The chief port of Pahang and the east coast of Malaysia fronts the South China Sea at the mouth of the Kuantan River. From here, rubber and rubber products produced in commercially oriented, government managed estates are shipped to international markets.
Sights & Activities
Stay at a beach resort: Beaches with fine white sand and moderate surfs stretch in both directions north and south of Kuantan facing the South China Sea. Quality of resorts range widely from Club Med Cherating to relatively run-down establishments serving the domestic market.
Hang out with locals at Cherating: The most happening beach on the Malaysian mainland are found in this village about 30km north of Kuantan. The village has a small selection of restaurants serving seafood and a travel agency that can arrange tours to attractions in Pahang.
Chill out at Teluk Chempedak: The resident beach of Kuantan town is a popular destination for locals. With its souvenir shops, fast food restaurants, walking trails and sheltered bay, this is a pleasant place to while the afternoon away.
Take a short excursion around town: Although there is not much to offer, you can still shop in the Berjaya Megamall, cruise down Sungai Kuantan and appreciate the architecture of Masjid Negeri, the largest mosque in the east coast.
Drive to Tasik Chini: Largely unexplored and yet to be established as a tourist attraction, the second largest freshwater lake in Peninsula Malaysia can be reached in about 3 hours drive from Kuantan, passing scenic traditional kampungs and oil palm plantations.
To get to Kuantan by car, take the East Coast Highway from Kuala Lumpur in the same direction as Genting Highlands. The highway crosses the central Malayan range and extends 250km into Kuantan. Toll charges estimates RM27.60.

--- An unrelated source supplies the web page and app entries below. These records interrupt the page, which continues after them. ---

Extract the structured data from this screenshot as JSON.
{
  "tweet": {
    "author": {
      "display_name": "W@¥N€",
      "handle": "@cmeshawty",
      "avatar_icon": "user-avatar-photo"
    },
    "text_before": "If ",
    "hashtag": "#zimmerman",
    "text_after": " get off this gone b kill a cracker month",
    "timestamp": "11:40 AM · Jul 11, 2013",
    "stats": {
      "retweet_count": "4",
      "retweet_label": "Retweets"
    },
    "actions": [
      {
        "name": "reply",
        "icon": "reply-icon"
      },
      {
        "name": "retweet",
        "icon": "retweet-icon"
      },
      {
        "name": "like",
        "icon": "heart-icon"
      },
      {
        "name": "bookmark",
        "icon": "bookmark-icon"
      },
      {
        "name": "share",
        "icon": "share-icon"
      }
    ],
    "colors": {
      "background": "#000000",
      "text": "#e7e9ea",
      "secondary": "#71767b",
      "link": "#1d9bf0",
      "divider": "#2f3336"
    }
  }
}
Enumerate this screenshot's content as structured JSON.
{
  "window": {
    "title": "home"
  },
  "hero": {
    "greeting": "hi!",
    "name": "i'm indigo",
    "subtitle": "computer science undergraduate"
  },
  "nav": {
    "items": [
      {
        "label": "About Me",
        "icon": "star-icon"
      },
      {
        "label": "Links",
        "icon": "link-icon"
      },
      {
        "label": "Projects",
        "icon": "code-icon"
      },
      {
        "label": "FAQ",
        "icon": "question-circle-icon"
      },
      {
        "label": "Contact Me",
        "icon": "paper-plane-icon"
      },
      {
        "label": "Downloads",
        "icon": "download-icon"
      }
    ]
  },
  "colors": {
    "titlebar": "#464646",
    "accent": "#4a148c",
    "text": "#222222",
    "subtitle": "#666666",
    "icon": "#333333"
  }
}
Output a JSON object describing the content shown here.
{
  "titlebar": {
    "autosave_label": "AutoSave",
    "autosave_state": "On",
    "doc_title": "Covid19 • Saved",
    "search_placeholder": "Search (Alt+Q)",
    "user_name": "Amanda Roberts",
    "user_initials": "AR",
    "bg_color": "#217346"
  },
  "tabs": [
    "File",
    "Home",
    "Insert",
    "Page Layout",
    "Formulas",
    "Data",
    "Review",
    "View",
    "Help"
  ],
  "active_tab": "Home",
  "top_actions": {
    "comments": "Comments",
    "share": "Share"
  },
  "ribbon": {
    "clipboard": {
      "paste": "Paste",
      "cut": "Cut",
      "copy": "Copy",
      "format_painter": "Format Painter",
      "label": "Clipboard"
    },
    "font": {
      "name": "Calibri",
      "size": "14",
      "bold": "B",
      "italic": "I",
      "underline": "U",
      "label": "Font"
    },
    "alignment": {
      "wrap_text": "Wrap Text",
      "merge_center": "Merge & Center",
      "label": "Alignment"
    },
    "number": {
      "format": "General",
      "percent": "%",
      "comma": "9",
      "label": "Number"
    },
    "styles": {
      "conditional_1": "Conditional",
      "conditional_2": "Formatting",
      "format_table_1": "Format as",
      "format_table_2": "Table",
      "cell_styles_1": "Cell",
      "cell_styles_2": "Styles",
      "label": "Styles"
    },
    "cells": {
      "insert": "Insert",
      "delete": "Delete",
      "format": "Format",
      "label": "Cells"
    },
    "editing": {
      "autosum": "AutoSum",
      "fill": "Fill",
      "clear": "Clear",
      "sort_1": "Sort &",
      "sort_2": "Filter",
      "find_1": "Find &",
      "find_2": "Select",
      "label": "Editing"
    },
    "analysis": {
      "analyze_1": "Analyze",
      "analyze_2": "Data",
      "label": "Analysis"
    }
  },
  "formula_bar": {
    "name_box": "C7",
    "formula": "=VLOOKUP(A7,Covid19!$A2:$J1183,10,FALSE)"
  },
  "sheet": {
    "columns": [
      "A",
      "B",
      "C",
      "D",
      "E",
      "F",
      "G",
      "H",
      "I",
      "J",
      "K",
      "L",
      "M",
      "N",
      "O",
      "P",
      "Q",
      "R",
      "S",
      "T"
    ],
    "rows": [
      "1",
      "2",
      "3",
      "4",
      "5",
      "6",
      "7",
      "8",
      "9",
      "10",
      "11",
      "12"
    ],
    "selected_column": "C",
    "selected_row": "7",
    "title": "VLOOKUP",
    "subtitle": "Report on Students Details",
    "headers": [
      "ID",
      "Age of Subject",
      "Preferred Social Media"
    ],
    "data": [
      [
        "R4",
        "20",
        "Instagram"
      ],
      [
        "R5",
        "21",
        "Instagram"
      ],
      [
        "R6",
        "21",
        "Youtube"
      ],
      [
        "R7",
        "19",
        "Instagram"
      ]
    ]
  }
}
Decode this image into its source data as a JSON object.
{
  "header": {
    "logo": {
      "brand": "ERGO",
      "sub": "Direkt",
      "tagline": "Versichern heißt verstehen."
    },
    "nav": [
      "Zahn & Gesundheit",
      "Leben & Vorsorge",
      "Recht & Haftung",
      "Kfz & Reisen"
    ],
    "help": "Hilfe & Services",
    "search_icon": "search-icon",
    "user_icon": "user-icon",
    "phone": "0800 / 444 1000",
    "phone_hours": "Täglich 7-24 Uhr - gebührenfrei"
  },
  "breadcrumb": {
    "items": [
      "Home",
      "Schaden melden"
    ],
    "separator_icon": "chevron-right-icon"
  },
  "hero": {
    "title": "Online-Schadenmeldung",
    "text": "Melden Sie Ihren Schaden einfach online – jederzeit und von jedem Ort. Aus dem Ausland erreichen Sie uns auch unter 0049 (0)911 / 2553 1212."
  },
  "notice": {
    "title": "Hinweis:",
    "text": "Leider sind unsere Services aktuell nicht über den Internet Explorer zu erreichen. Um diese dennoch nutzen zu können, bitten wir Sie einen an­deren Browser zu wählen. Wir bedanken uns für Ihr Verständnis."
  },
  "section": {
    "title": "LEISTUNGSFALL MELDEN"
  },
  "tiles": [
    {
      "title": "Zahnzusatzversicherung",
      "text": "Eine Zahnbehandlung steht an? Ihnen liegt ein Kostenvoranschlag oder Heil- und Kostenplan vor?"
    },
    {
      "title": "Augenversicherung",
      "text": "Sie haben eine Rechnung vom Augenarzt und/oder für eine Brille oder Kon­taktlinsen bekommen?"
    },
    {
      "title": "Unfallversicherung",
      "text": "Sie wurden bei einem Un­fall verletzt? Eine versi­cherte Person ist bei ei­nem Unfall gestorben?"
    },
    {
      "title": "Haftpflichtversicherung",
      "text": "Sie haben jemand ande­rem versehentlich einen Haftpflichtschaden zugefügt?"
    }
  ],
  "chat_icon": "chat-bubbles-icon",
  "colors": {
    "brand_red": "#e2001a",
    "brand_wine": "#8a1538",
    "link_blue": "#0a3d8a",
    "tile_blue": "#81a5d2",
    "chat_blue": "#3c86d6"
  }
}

Pahang remains largely undeveloped so it is difficult to get around without your own private transport. Roads are predominantly single-lane so if you are caught behind slow moving trucks (pretty often), be prepared to overtake. There is little illumination at night.